There is a new fishing scheme in town. The little buggers are sure to twist in multiple directions, luring their unsuspecting prey into their trap, then only to be pulled onto a boat and cut up for dinner, or worse, for bait.
Ok. Not the typical “fishing” as most of us know it. This is a “Phishing” scheme, otherwise known as a way to try to extract personal information from unsuspecting individuals for their profit, and your loss.
I got a voice message today. It said I was “hiding from the federal government and that it needed to stop, and to please call this number, 844.xxx.xxxx”. Well, I can assure you, the federal government may want to talk to me, but I certainly would not hide from them. Initially, I got a transcription of the call from my voicemail system. I found it amusing, so I decided to listen to the actual voicemail. Well, I’m sure it was an auto-caller, just dialing a list of numbers hoping to find someone that will call back and provide their personal information. So, I called. I was connected to Officer Daniel. When asked, I told them my name was John Carney and I was the Governor of Delaware (the Governor and I share the same name).
It was pretty obvious that this was a phishing scheme. First, the number originates in Iowa and, the person answering the phone was not Officer Daniel, as multiple calls resulted in multiple names. Every time I told the person answering my call who I was and that I was calling because there were many complaints to my office about calls from this number it resulted in them hanging up. Although, I did get a couple of interesting responses. One asked me what number received the voicemail (an indication that they don’t have names, only phone numbers.) Another said nothing more than “sorry to bother you.”
I must say, I did have a good time calling the number to see what responses I would get. I enjoyed bothering them as I really despise people that prey on unsuspecting individuals. But, the moral of the story is this: If you get a call from someone claiming something absurd (like you are hiding from the federal government) and tell you to call the number, you have a couple of options. The best is to delete the message or hang up. If you do call, and realize it’s a scam, then hang up and immediately call the local authorities to report the incident. Then, tell ALL of your friends and co-workers about what happened so that they can be prepared if it happens to them.

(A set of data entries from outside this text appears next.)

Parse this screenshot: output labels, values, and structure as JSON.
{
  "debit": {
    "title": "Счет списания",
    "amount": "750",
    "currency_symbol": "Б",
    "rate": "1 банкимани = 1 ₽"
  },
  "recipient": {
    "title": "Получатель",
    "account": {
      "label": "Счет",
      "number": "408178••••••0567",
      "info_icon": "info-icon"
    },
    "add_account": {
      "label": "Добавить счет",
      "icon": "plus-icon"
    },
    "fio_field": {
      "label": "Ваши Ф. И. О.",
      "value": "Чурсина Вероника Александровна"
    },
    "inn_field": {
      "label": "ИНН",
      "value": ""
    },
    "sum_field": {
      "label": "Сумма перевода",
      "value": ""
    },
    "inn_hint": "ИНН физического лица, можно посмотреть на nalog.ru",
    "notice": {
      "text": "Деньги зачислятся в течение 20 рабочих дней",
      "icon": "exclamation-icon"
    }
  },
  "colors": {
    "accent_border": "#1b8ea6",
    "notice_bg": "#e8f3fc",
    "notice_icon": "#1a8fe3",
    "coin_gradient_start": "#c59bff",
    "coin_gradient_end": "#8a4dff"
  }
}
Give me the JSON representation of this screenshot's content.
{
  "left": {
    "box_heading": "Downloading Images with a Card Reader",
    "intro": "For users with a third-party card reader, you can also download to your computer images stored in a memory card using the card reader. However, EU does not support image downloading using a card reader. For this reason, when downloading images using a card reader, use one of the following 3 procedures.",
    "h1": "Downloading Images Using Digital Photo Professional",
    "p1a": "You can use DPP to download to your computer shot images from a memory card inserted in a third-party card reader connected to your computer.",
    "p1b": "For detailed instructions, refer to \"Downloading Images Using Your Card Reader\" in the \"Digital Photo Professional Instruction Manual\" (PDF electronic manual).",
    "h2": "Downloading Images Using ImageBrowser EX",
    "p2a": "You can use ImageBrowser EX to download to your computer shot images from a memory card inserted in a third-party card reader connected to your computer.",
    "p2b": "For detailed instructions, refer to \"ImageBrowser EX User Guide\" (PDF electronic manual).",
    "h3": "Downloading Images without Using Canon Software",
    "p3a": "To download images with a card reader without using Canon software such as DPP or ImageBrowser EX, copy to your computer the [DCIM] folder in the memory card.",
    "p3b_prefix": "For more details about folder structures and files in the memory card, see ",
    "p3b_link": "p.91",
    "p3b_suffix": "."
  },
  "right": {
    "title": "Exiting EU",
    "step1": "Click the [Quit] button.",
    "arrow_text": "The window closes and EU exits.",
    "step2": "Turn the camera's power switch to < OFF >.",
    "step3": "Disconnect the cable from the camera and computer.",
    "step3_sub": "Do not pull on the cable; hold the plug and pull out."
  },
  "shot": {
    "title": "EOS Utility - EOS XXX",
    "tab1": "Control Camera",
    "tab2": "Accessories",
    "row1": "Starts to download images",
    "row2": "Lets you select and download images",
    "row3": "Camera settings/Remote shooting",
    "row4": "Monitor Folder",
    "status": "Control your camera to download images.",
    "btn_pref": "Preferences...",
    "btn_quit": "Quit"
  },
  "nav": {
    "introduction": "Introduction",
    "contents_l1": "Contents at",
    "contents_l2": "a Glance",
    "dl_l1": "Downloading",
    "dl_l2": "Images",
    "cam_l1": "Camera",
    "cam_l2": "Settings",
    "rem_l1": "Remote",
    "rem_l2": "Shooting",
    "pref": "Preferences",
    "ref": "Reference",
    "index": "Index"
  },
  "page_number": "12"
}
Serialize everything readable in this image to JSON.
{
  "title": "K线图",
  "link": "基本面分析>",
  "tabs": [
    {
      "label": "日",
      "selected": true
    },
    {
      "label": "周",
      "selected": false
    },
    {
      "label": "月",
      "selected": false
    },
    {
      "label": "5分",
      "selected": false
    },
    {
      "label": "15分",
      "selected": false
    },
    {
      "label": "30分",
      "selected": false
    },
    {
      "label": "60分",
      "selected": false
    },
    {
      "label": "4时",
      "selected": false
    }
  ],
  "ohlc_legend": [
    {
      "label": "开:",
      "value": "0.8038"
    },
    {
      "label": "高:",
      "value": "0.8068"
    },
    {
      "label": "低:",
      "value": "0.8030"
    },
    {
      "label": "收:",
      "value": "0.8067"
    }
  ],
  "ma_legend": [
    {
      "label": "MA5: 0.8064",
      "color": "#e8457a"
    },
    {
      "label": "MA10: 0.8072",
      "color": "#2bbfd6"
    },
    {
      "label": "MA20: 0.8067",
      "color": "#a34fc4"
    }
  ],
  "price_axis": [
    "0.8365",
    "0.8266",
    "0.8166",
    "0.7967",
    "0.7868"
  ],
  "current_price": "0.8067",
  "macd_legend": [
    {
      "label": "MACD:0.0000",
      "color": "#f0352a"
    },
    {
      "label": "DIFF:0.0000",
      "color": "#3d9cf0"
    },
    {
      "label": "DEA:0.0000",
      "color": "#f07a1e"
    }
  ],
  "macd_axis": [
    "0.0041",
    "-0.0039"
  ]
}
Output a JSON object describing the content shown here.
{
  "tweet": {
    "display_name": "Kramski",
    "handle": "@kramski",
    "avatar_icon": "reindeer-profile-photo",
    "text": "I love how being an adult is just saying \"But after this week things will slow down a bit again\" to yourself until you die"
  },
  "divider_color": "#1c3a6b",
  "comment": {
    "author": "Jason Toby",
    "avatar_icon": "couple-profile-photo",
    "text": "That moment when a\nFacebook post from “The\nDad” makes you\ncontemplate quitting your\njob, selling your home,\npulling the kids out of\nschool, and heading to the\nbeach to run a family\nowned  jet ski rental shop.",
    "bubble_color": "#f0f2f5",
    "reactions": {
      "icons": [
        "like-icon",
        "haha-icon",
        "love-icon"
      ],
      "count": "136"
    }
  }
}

If you find out too late that you are the victim of identity theft, or even suspect that you may be, you need to call the all credit reporting agencies as soon as possible. File a report with them and ask to have a fraud alert put on your information. This is good for 90 days, and hopefully cover you before anyone can take out credit in your name. You should also call the local police station and make a report. If there is no police report of the incident, then it didn’t happen, and you have very little in the way of recourse. Even after doing this, there is little you can do, but the agencies will take your report a bit more seriously because they now consider it a valid complaint. In a future blog, I’ll go through all the steps and recommendations you should use if you find yourself in this situation. Unfortunately, it happened to me, so I have been through this process several times.
But, let’s look at the numbers (all theoretical). If they call 1,000 numbers and get just 10% of them to call back, that’s 100 call backs. Now, if just 10% of those callers don’t really understand what’s happening then that’s 10 people that just had their personal information compromised. That is well worth the chance of being shut down in a couple of days when you consider that the number of calls made by an auto-dialer can be 100 or 1000 times the number I used in my example.
I typically say “If it sounds too good to be true, it probably is”, but I would turn that around and say “If it sounds too ludicrous to be true, it more than likely is” and you should ignore it completely. You must always be vigilant of providing your personal information to anyone on the phone. I would even go so far as to say that you should never provide any personal identification over the phone unless you initiated the call and know exactly who you are speaking with.
Until next time, cheers.